Records of Arizona Big Game
Since its beginning in 1970, the Trophy Book, Records of Arizona Big Game (originally known as Arizona Wildlife Trophies), has been a means to recognize the unique, individual quality of big game animals in the state of Arizona. Click here to learn how you can get your copy.
2020 Big Game Record Book Awards
Each year there is a competition recognizing unique wildlife entries in a number of categories. All entries received by May 1st following the calendar year the animal is taken are automatically entered in the competition. Entries received after the May 1st deadline are not eligible for the annual competition but will still be entered into the next record book.
The awards for the 2020 and 2019 Big Game Record Book were presented at the Fundraising and Recognition Banquet on June 11, 2022 at the Tempe Embassy Suites.
2020 First Place Awards were presented to:
2020 Honorable Mention Awards were presented to:
The Annual Competition includes the following species: pronghorn, typical Coues deer, non-typical Coues deer, typical mule deer, non-typical mule deer, typical elk, non-typical elk, desert bighorn sheep, Rocky Mountain bighorn sheep, bison, javelina, black bear, cougar and wild turkey. (The jaguar was put on the protected species list in 1968, and Arizona was included in the area in which jaguars are protected under the Endangered Species Act in 1997). To learn more click here: Annual Competition Rules
Trophy Hunters Special Awards Program
Beginning with the 1990 edition of Arizona Wildlife Trophies, it was deemed appropriate to recognize dedicated trophy hunters. Four unique awards were established to reward and encourage those hunters who had consciously chosen to kill less often in a genuine effort to harvest older, more mature and, hopefully, past-prime animals. Click on the following for rules and requirements for each awards.
The Official Scoring System

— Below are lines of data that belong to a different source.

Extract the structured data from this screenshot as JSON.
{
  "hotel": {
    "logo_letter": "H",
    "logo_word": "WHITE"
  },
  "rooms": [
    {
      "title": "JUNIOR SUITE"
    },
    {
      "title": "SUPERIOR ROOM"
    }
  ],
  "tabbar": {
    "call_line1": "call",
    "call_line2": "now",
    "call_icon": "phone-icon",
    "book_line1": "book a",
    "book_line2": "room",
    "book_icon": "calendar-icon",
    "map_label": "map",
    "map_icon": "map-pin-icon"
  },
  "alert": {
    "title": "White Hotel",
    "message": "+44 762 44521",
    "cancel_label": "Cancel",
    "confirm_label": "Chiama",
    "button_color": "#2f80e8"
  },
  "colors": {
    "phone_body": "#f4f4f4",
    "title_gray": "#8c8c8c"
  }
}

In 1950 the Boone & Crockett Club devised a system of rating trophies according to overall quality. Since that time, its official scoring system has become the internationally recognized system for ranking North American big game and is the one used in Arizona Wildlife Trophies for listing all trophies except javelina and wild turkey. No system existed for scoring javelina when the first edition of Arizona Wildlife Trophies was being developed. Several alternatives were considered, and the Committee finally decided to use a skull measurement similar to that used by Boone & Crockett for bears and cats, with the exception that teeth were not to be considered part of the skull when measuring length, because javelina are prone to dental malformations which affect scores unjustly. Even though some large javelina have small heads and vice-versa, the skull measurement is still the most accurate and fair way to judge this animal. We have also added Turkeys to our Record Book and created a score sheet for those since Boone and Crockett does not allow them to be entered into their record book.